Records excerpted from a collection
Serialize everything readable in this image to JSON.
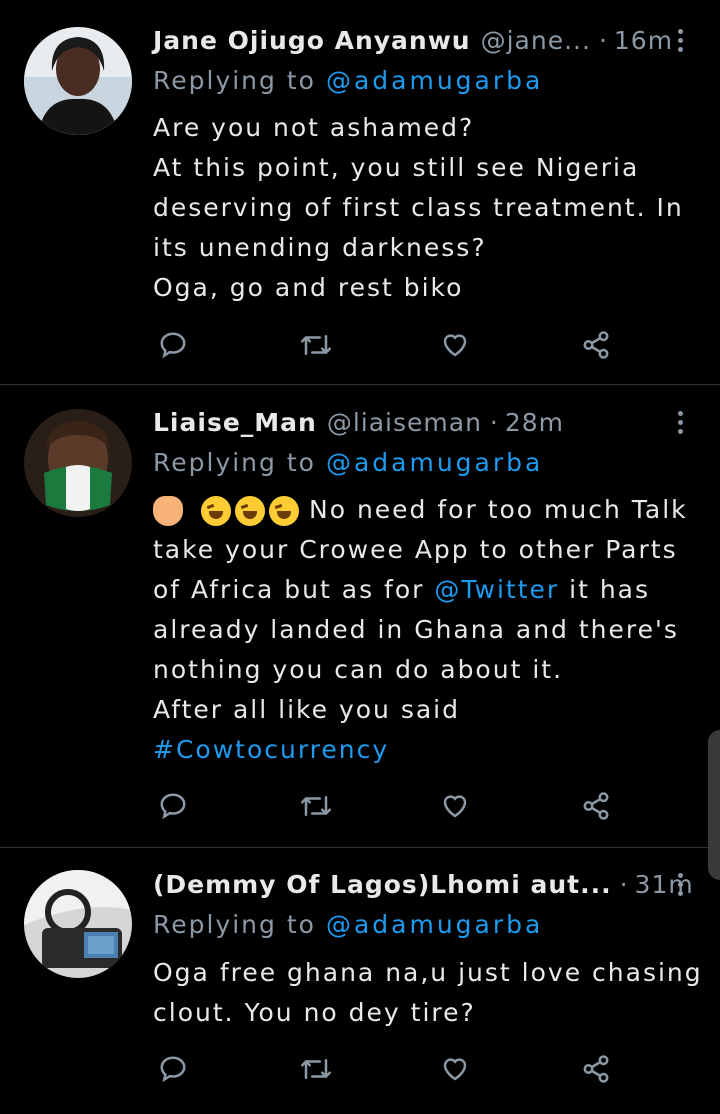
{
  "tweets": [
    {
      "name": "Jane Ojiugo Anyanwu",
      "handle": "@jane...",
      "dot": "·",
      "time": "16m",
      "replying_label": "Replying to",
      "replying_to": "@adamugarba",
      "lines": [
        "Are you not ashamed?",
        "At this point, you still see Nigeria",
        "deserving of first class treatment. In",
        "its unending darkness?",
        "Oga, go and rest biko"
      ]
    },
    {
      "name": "Liaise_Man",
      "handle": "@liaiseman",
      "dot": "·",
      "time": "28m",
      "replying_label": "Replying to",
      "replying_to": "@adamugarba",
      "emoji_names": [
        "person-facepalming-emoji",
        "rolling-laughing-emoji",
        "rolling-laughing-emoji",
        "rolling-laughing-emoji"
      ],
      "line1": "No need for too much Talk",
      "line2": "take your Crowee App to other Parts",
      "line3_pre": "of Africa but as for ",
      "line3_link": "@Twitter",
      "line3_post": " it has",
      "line4": "already landed in Ghana and there's",
      "line5": "nothing you can do about it.",
      "line6": "After all like you said",
      "hashtag": "#Cowtocurrency"
    },
    {
      "name": "(Demmy Of Lagos)Lhomi aut...",
      "handle": "",
      "dot": "·",
      "time": "31m",
      "replying_label": "Replying to",
      "replying_to": "@adamugarba",
      "lines": [
        "Oga free ghana na,u just love chasing",
        "clout. You no dey tire?"
      ]
    }
  ],
  "colors": {
    "background": "#000000",
    "text": "#e7e9ea",
    "secondary": "#8b98a5",
    "link": "#1d9bf0",
    "divider": "#2f3336"
  },
  "icons": [
    "reply-icon",
    "retweet-icon",
    "like-icon",
    "share-icon",
    "more-options-icon"
  ]
}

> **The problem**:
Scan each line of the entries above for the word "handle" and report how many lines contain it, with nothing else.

> **Solution to this task**:
3